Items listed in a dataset

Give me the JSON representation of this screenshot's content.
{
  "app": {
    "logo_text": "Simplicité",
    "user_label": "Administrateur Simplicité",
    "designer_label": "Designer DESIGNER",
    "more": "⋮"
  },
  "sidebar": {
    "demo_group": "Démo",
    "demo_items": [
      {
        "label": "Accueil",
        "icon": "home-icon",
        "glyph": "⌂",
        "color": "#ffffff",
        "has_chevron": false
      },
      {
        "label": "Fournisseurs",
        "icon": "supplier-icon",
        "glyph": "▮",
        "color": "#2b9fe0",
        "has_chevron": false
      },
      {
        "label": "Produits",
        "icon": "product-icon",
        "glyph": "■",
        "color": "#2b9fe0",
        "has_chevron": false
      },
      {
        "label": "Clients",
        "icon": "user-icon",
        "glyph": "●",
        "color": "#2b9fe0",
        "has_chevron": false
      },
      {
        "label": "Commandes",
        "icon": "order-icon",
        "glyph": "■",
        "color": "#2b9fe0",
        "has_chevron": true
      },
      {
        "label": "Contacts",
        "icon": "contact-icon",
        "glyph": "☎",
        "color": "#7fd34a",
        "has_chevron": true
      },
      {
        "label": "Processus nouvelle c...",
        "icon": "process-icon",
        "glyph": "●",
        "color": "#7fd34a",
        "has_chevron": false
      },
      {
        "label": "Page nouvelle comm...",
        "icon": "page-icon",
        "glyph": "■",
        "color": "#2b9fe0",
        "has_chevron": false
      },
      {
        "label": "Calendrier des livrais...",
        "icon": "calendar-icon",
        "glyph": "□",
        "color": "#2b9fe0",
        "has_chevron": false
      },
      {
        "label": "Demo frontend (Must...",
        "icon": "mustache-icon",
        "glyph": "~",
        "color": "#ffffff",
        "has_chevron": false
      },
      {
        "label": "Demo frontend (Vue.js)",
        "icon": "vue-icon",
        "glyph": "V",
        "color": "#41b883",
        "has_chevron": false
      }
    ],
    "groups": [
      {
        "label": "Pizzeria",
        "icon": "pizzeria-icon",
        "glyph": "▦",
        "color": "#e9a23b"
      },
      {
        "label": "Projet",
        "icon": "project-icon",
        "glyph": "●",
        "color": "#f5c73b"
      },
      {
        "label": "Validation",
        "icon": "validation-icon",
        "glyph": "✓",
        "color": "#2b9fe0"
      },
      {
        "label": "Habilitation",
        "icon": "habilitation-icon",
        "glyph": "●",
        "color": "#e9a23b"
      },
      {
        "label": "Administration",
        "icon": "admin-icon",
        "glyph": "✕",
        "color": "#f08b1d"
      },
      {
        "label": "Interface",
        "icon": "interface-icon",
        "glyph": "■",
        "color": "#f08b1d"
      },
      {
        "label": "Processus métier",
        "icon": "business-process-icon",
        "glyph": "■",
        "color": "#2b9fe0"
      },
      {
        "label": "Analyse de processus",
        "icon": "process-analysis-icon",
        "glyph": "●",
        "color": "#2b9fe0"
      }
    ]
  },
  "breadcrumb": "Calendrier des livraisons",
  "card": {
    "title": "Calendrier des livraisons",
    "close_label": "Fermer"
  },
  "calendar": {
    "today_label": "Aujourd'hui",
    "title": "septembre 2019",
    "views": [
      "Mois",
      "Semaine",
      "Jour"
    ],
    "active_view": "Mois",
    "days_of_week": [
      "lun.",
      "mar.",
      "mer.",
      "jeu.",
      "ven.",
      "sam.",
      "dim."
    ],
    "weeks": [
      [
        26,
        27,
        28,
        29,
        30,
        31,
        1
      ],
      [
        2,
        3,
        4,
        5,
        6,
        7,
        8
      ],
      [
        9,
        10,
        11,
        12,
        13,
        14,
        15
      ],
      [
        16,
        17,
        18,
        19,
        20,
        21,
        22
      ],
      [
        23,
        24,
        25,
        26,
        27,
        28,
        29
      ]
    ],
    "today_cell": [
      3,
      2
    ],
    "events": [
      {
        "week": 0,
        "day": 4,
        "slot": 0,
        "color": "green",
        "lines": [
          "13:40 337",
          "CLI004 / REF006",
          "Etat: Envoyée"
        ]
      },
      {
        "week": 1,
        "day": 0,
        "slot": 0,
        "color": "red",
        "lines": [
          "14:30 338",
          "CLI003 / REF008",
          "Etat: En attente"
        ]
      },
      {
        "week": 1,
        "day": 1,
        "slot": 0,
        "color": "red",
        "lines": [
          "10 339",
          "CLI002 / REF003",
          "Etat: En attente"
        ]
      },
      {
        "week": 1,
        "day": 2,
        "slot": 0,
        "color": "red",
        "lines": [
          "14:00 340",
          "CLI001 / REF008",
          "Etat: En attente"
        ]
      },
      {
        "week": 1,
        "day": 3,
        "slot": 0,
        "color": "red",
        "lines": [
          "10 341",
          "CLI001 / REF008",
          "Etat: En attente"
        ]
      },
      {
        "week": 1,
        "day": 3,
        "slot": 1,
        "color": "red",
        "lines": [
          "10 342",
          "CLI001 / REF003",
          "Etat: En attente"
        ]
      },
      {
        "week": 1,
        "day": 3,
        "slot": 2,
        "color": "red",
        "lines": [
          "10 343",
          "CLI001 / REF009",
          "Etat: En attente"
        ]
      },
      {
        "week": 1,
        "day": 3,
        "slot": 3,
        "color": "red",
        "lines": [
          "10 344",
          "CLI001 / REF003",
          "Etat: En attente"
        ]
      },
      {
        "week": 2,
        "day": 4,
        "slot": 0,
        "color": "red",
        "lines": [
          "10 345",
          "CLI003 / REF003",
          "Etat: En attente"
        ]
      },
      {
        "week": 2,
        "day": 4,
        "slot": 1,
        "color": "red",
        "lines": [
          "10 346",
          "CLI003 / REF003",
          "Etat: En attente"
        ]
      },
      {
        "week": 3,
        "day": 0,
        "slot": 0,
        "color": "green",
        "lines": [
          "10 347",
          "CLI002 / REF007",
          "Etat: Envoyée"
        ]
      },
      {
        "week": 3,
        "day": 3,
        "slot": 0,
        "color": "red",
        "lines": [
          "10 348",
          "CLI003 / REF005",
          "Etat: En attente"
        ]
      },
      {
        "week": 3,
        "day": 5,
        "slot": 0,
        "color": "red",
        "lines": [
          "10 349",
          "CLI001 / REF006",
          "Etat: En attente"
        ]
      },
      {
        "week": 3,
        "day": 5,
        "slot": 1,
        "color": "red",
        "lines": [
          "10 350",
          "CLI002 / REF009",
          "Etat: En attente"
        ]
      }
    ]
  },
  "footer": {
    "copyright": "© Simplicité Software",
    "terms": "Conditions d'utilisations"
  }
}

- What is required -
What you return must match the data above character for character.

- Written solution -
Give me the JSON representation of this screenshot's content.
{
  "app": {
    "logo_text": "Simplicité",
    "user_label": "Administrateur Simplicité",
    "designer_label": "Designer DESIGNER",
    "more": "⋮"
  },
  "sidebar": {
    "demo_group": "Démo",
    "demo_items": [
      {
        "label": "Accueil",
        "icon": "home-icon",
        "glyph": "⌂",
        "color": "#ffffff",
        "has_chevron": false
      },
      {
        "label": "Fournisseurs",
        "icon": "supplier-icon",
        "glyph": "▮",
        "color": "#2b9fe0",
        "has_chevron": false
      },
      {
        "label": "Produits",
        "icon": "product-icon",
        "glyph": "■",
        "color": "#2b9fe0",
        "has_chevron": false
      },
      {
        "label": "Clients",
        "icon": "user-icon",
        "glyph": "●",
        "color": "#2b9fe0",
        "has_chevron": false
      },
      {
        "label": "Commandes",
        "icon": "order-icon",
        "glyph": "■",
        "color": "#2b9fe0",
        "has_chevron": true
      },
      {
        "label": "Contacts",
        "icon": "contact-icon",
        "glyph": "☎",
        "color": "#7fd34a",
        "has_chevron": true
      },
      {
        "label": "Processus nouvelle c...",
        "icon": "process-icon",
        "glyph": "●",
        "color": "#7fd34a",
        "has_chevron": false
      },
      {
        "label": "Page nouvelle comm...",
        "icon": "page-icon",
        "glyph": "■",
        "color": "#2b9fe0",
        "has_chevron": false
      },
      {
        "label": "Calendrier des livrais...",
        "icon": "calendar-icon",
        "glyph": "□",
        "color": "#2b9fe0",
        "has_chevron": false
      },
      {
        "label": "Demo frontend (Must...",
        "icon": "mustache-icon",
        "glyph": "~",
        "color": "#ffffff",
        "has_chevron": false
      },
      {
        "label": "Demo frontend (Vue.js)",
        "icon": "vue-icon",
        "glyph": "V",
        "color": "#41b883",
        "has_chevron": false
      }
    ],
    "groups": [
      {
        "label": "Pizzeria",
        "icon": "pizzeria-icon",
        "glyph": "▦",
        "color": "#e9a23b"
      },
      {
        "label": "Projet",
        "icon": "project-icon",
        "glyph": "●",
        "color": "#f5c73b"
      },
      {
        "label": "Validation",
        "icon": "validation-icon",
        "glyph": "✓",
        "color": "#2b9fe0"
      },
      {
        "label": "Habilitation",
        "icon": "habilitation-icon",
        "glyph": "●",
        "color": "#e9a23b"
      },
      {
        "label": "Administration",
        "icon": "admin-icon",
        "glyph": "✕",
        "color": "#f08b1d"
      },
      {
        "label": "Interface",
        "icon": "interface-icon",
        "glyph": "■",
        "color": "#f08b1d"
      },
      {
        "label": "Processus métier",
        "icon": "business-process-icon",
        "glyph": "■",
        "color": "#2b9fe0"
      },
      {
        "label": "Analyse de processus",
        "icon": "process-analysis-icon",
        "glyph": "●",
        "color": "#2b9fe0"
      }
    ]
  },
  "breadcrumb": "Calendrier des livraisons",
  "card": {
    "title": "Calendrier des livraisons",
    "close_label": "Fermer"
  },
  "calendar": {
    "today_label": "Aujourd'hui",
    "title": "septembre 2019",
    "views": [
      "Mois",
      "Semaine",
      "Jour"
    ],
    "active_view": "Mois",
    "days_of_week": [
      "lun.",
      "mar.",
      "mer.",
      "jeu.",
      "ven.",
      "sam.",
      "dim."
    ],
    "weeks": [
      [
        26,
        27,
        28,
        29,
        30,
        31,
        1
      ],
      [
        2,
        3,
        4,
        5,
        6,
        7,
        8
      ],
      [
        9,
        10,
        11,
        12,
        13,
        14,
        15
      ],
      [
        16,
        17,
        18,
        19,
        20,
        21,
        22
      ],
      [
        23,
        24,
        25,
        26,
        27,
        28,
        29
      ]
    ],
    "today_cell": [
      3,
      2
    ],
    "events": [
      {
        "week": 0,
        "day": 4,
        "slot": 0,
        "color": "green",
        "lines": [
          "13:40 337",
          "CLI004 / REF006",
          "Etat: Envoyée"
        ]
      },
      {
        "week": 1,
        "day": 0,
        "slot": 0,
        "color": "red",
        "lines": [
          "14:30 338",
          "CLI003 / REF008",
          "Etat: En attente"
        ]
      },
      {
        "week": 1,
        "day": 1,
        "slot": 0,
        "color": "red",
        "lines": [
          "10 339",
          "CLI002 / REF003",
          "Etat: En attente"
        ]
      },
      {
        "week": 1,
        "day": 2,
        "slot": 0,
        "color": "red",
        "lines": [
          "14:00 340",
          "CLI001 / REF008",
          "Etat: En attente"
        ]
      },
      {
        "week": 1,
        "day": 3,
        "slot": 0,
        "color": "red",
        "lines": [
          "10 341",
          "CLI001 / REF008",
          "Etat: En attente"
        ]
      },
      {
        "week": 1,
        "day": 3,
        "slot": 1,
        "color": "red",
        "lines": [
          "10 342",
          "CLI001 / REF003",
          "Etat: En attente"
        ]
      },
      {
        "week": 1,
        "day": 3,
        "slot": 2,
        "color": "red",
        "lines": [
          "10 343",
          "CLI001 / REF009",
          "Etat: En attente"
        ]
      },
      {
        "week": 1,
        "day": 3,
        "slot": 3,
        "color": "red",
        "lines": [
          "10 344",
          "CLI001 / REF003",
          "Etat: En attente"
        ]
      },
      {
        "week": 2,
        "day": 4,
        "slot": 0,
        "color": "red",
        "lines": [
          "10 345",
          "CLI003 / REF003",
          "Etat: En attente"
        ]
      },
      {
        "week": 2,
        "day": 4,
        "slot": 1,
        "color": "red",
        "lines": [
          "10 346",
          "CLI003 / REF003",
          "Etat: En attente"
        ]
      },
      {
        "week": 3,
        "day": 0,
        "slot": 0,
        "color": "green",
        "lines": [
          "10 347",
          "CLI002 / REF007",
          "Etat: Envoyée"
        ]
      },
      {
        "week": 3,
        "day": 3,
        "slot": 0,
        "color": "red",
        "lines": [
          "10 348",
          "CLI003 / REF005",
          "Etat: En attente"
        ]
      },
      {
        "week": 3,
        "day": 5,
        "slot": 0,
        "color": "red",
        "lines": [
          "10 349",
          "CLI001 / REF006",
          "Etat: En attente"
        ]
      },
      {
        "week": 3,
        "day": 5,
        "slot": 1,
        "color": "red",
        "lines": [
          "10 350",
          "CLI002 / REF009",
          "Etat: En attente"
        ]
      }
    ]
  },
  "footer": {
    "copyright": "© Simplicité Software",
    "terms": "Conditions d'utilisations"
  }
}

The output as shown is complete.